Shares in the London-listed company jumped 3 percent to the top of the FTSE 100 index on Tuesday as analysts said its cost controls had helped it beat forecasts by around 9 percent.
Chief Executive Flemming Ornskov said the year had started strongly, with growth across its portfolio from rare disease medicines to hyperactivity drugs, including blockbuster Vyvanse, which is still growing 11 years after launch.
He said the integration of Baxalta, which aims to achieve at least $700 million in cost savings by the third year, was ahead of schedule, although some of the progress on margins in the quarter were down to one-off benefits from the deal.
“(But) we are beginning to see some sustainable cost improvements being generated,” he said.
Shire reported non-GAAP diluted earnings per ADS of $3.63, beating analyst forecasts of $3.27, according to Thomson Reuters I/B/E/S. Product sales, which were boosted by the Baxalta deal, surged 110 percent to $3.4 billion.
The company reiterated its full-year forecast given in February for product sales to rise to $14.5 billion-14.8 billion this year and earnings per share to increase to $14.60-$15.20.
Deutsche Bank, which has a “buy” recommendation on Shire, said the results had reassured investors.
“Although guidance was only reiterated, this performance is encouraging given that the market expected a soft start to the year and Baxalta pro forma growth of 8 percent was solid,” it said.
Shire is awaiting a decision from the U.S. regulator on its new long-acting hyperactivity drug.
“If approved we are very excited by the possibility of further expanding our leadership position in ADHD in the United States,” Ornskov said.
Investors are also expecting the results of a clinical trial, due this quarter, of its new medicine to treat hereditary angioedema, a drug that analysts say could reach peak annual sales of around $2 billion.
Shire’s shares have been trading at a steep discount to analysts’ forward growth forecasts, analysts at Jefferies have said, in part due to concerns about competition in the haemophilia market, including the threat from a new investigational medicine being developed by Roche.

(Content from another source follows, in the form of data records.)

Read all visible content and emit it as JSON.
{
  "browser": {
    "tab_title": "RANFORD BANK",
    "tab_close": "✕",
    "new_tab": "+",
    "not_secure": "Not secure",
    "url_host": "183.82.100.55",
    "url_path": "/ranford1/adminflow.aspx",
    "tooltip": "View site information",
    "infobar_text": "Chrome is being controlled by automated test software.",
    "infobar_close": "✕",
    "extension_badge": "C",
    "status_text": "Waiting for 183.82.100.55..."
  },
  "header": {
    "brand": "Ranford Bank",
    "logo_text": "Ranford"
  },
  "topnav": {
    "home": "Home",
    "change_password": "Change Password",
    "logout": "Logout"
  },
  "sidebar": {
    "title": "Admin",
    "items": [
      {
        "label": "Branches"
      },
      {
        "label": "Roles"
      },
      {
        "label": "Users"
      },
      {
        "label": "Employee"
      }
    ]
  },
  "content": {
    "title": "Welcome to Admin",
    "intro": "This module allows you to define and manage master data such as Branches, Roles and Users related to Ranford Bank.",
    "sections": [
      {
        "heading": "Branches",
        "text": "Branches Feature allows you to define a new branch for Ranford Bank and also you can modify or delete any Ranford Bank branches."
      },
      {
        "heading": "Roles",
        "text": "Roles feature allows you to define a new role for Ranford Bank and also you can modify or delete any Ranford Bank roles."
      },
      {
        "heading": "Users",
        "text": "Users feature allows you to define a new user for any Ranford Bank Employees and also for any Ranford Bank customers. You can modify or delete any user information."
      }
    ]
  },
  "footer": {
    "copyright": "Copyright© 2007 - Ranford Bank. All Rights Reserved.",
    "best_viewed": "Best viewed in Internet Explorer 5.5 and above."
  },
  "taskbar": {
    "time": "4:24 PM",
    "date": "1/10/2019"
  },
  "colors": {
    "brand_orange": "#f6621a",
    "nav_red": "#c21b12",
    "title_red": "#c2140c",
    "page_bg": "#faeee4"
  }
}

Renewed political focus in the United States on drug prices has also hurt the share price.
Editing by Kate Holton and Susan Fenton